I know Pete would not have said that if I had been writing books about fascism.
More than likely, he would have praised my doing so. Pete, like so many others on the Left, simply failed to realize that communism is fascism’s twin.
Some also take umbrage, as does Graham, with calling Seeger anti-American. In his Mother Jones  article, David Hajdu, who spent time with Seeger before writing the article, called him “devoted to a few simple ideas, a nostalgist whose worldview often seems frozen in the era of his own coming-of-age.” He adds: “A strain of anti-Americanism has always run through Seeger’s work.”
If you don’t think that is the case, listen to the Smithsonian Folkways CD “Pete Seeger Sing-a-Long,” recorded at the Sanders Theater in Cambridge, Mass., in 1980. In an impromptu remark, Seeger makes a comment about how if the people had guns, you better watch out, because you don’t know whom the people would use the guns against. The comment receives huge cheers. That is to be expected of from an audience in the People’s Republic of Cambridge.
Sunkara is right about one thing. He quotes Bruce Springsteen, who wrote that Seeger showed how song could “nudge history along.” Seeger did indeed help make communism more fashionable, and that is a tragedy, not something for which Pete Seeger should ever have received praise.
Glen Reynolds at Instapundit linked to others...
JOHN FUND: Pete Seeger, Totalitarian Troubadour. “We shouldn’t forget that Pete Seeger was Communism’s pied piper.”Instapundit finished the post with a link to a fitting song by mathematics professor and satirist Tom Lehrer:
Related: Spengler: Pete Seeger: A Mean-Spirited and Vengeful Recollection. “I was not just a Pete Seeger fan, but a to-the-hammer-born, born-and-bred cradle fan of Pete Seeger.
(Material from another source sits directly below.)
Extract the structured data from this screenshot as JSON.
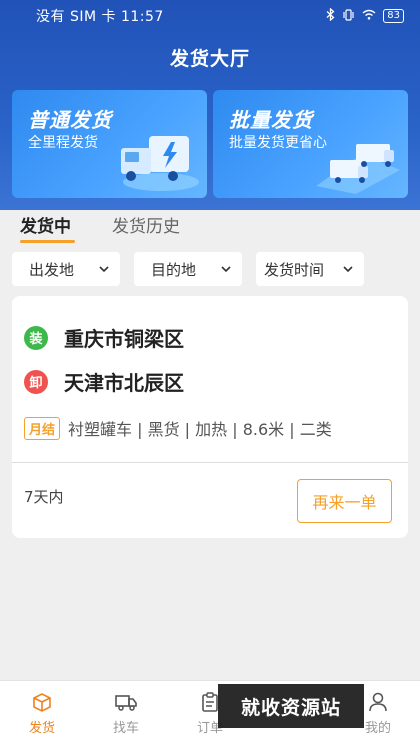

With those credentials, permit me to take note of his passing with the observation that he was a fraud, a phony, a poseur, an imposter. The notion of folk music he espoused was a put-on from beginning to end. There is no such thing as an American ‘folk.’”
(which is as good an excuse as any for this post)